The oriental turtle-dove forages on the ground (8) for cereal, pine seeds, herbs and plant shoots, but it has also been observed raiding paddy fields (2). Like other pigeons and doves, the oriental turtle-dove drinks frequently (6), consuming up to 15 percent of its body weight in water every day (11).
The timing of the breeding season of the oriental turtle-dove depends on the location. In the north of the species’ range, breeding takes place between May and August, while in South India the breeding season is between November and February (2). The male oriental turtle-dove performs a display to attract a mate, flying up in the air and then gliding back down with the wings and tail stretched outwards (6). After mating, a nest is constructed from twigs in a bush or tree at a height of no greater than five metres. Each nest usually holds 2 eggs which are incubated for 15 to 16 days.

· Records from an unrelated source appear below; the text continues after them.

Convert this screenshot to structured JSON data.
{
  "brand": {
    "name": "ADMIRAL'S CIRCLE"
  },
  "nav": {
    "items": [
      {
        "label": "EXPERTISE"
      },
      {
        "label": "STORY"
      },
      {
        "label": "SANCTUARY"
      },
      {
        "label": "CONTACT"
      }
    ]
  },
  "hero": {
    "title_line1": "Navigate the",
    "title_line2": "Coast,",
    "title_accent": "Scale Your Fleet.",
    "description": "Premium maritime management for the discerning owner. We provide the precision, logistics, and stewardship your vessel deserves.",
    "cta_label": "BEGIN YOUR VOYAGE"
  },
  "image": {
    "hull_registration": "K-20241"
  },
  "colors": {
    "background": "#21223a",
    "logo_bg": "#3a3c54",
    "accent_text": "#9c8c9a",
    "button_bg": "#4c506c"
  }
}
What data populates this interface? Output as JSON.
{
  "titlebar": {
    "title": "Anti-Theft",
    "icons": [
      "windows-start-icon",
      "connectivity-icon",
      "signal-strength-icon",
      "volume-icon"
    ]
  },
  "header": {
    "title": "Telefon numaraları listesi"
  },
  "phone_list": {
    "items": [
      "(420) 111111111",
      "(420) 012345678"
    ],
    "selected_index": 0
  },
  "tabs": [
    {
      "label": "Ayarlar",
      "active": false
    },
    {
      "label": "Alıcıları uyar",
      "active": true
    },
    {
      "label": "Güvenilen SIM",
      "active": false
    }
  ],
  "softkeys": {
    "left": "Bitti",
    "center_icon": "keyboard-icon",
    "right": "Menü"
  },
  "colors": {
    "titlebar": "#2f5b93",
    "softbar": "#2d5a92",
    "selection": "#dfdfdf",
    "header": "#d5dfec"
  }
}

The chicks leave the nest after 15 to 17 days (2).
In winter, oriental turtle-dove populations from North Asia migrate to areas further south (2), and large flocks may form as it undertakes this considerable journey (8). The majority of oriental turtle-doves from South Asia, however, do not migrate (2).